A Puma uncrewed air system
A Puma uncrewed air system sits on the flight deck of the RN Type 23 frigate HMS Lancaster. The UK is seeking to accelerate delivery of uncrewed systems to frontline operators.

Crewed and uncrewed system programmes will both play crucial roles in delivering new operational capability for the UK Royal Navy (RN) increasingly quickly, Minister for Defence Procurement (MinDP) James Cartlidge told the Defence and Security Equipment International (DSEI) 2023 exhibition at ExCel London on 12 September.

Opening the event and giving the keynote address, MinDP highlighted key capability and programme developments that will bring new and improved operational outputs for the RN in both crewed and uncrewed contexts. He also discussed how the UK is adapting its acquisition approaches within such programmes to enable more rapid delivery of capability to the operator.

A primary RN crewed platform going forward will be the five Type 31 Inspiration-class general-purpose frigates.

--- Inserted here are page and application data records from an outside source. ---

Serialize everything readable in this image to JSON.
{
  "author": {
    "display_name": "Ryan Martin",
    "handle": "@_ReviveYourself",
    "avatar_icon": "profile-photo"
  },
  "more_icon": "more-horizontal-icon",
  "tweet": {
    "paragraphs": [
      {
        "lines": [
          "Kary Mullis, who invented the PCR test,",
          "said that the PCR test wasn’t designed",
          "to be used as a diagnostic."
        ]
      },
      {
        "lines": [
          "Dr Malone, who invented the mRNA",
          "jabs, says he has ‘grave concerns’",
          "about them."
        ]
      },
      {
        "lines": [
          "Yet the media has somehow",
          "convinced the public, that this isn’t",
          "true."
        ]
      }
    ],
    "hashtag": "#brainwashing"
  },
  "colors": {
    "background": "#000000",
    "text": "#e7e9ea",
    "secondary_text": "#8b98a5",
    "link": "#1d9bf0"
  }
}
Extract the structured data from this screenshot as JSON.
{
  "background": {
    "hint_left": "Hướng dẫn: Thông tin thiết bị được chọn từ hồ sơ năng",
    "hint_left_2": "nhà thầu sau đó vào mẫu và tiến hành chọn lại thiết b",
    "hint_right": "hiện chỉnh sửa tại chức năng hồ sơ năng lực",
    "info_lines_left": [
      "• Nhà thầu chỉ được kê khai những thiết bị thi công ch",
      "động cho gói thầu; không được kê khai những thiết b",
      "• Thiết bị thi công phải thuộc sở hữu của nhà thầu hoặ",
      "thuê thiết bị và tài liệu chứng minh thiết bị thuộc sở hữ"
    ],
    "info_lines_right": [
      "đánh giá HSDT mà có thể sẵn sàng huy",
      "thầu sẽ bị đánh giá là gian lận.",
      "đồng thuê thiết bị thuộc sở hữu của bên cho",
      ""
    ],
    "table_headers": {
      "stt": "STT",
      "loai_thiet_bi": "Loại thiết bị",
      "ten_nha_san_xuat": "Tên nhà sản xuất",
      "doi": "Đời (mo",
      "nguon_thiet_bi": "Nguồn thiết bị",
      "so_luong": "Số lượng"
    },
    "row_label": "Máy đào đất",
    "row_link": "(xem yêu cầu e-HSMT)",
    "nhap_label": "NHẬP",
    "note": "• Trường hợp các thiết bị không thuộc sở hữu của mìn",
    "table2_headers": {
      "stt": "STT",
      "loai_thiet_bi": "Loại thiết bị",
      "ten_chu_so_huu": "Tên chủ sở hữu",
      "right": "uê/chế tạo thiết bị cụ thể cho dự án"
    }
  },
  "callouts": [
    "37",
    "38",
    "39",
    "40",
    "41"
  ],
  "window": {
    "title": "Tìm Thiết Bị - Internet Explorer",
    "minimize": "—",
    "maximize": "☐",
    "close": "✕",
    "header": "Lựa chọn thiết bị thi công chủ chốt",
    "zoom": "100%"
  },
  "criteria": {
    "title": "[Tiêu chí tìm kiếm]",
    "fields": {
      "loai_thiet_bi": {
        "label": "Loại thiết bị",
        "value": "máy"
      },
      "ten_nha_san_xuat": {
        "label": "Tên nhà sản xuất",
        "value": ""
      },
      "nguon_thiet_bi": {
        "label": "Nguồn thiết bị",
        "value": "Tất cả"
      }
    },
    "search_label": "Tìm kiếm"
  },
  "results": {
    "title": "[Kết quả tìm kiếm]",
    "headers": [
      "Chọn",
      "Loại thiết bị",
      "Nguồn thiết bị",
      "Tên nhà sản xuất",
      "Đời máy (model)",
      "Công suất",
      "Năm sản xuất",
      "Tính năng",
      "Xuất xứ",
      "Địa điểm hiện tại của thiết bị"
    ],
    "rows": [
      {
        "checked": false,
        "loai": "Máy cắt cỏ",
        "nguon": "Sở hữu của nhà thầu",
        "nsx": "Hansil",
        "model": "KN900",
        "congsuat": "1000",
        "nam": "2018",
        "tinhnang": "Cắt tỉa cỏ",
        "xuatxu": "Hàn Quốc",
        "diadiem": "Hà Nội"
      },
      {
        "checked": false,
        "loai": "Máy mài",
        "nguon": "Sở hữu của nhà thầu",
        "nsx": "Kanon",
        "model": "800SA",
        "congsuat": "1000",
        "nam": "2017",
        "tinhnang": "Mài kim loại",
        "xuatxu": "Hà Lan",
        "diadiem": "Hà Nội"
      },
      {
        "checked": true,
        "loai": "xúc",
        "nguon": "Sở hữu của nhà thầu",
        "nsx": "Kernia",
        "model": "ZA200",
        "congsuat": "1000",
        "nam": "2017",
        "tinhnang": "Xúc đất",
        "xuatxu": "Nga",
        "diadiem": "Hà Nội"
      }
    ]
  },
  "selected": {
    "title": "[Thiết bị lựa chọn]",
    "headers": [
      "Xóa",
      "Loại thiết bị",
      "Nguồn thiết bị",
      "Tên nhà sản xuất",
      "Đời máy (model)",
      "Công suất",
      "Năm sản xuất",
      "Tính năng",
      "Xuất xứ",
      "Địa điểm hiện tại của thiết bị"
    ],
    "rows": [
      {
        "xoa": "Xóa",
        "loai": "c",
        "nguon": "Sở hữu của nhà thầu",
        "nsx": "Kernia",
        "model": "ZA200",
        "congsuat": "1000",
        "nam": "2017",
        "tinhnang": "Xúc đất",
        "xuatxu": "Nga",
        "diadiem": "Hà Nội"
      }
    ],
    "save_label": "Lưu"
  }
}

The first two are in build at the Babcock shipyard in Rosyth, Scotland, with construction work across the class due for completion by 2028 and all five due in service by 2030.

As regards developing future capability, said Cartlidge, “We’ve … realised that we don’t have time to hold out for the 100 percent solution. Eighty percent is often ‘good enough’ – especially when you can ‘spirally’ develop that capability to meet changing circumstances.” Here, he added, Type 31 is a positive experience of demonstrating the acquisition of modular platforms that can be rapidly upgraded.

As regards uncrewed capability, Cartlidge also underlined the benefits of seeking an 80 percent solution that can deliver operational impact more quickly. “That’s why I am happy to announce at DSEI today that we will be bringing forward an Uncrewed Systems Strategy in the coming months,” he revealed. “It’s hugely important. It will help accelerate UK armed forces’ access to uncrewed systems and rapidly equipping them with innovative technology across air, sea, and land.”

The operational requirement to accelerate development of new capabilities like uncrewed systems is being demonstrated in contemporary security crises, like the Russo-Ukraine conflict. Such examples underline the need to deliver new capability at pace, Cartlidge explained. “If you doubted the rapid transformation we’re seeing on the battlefield, you only need to look at the way the Ukrainians are deploying drones and uncrewed systems to target and destroy the enemy,” he added. “By contrast, our acquisition programmes were simply not keeping pace with the changes on the ground.”

by Dr. Lee Willett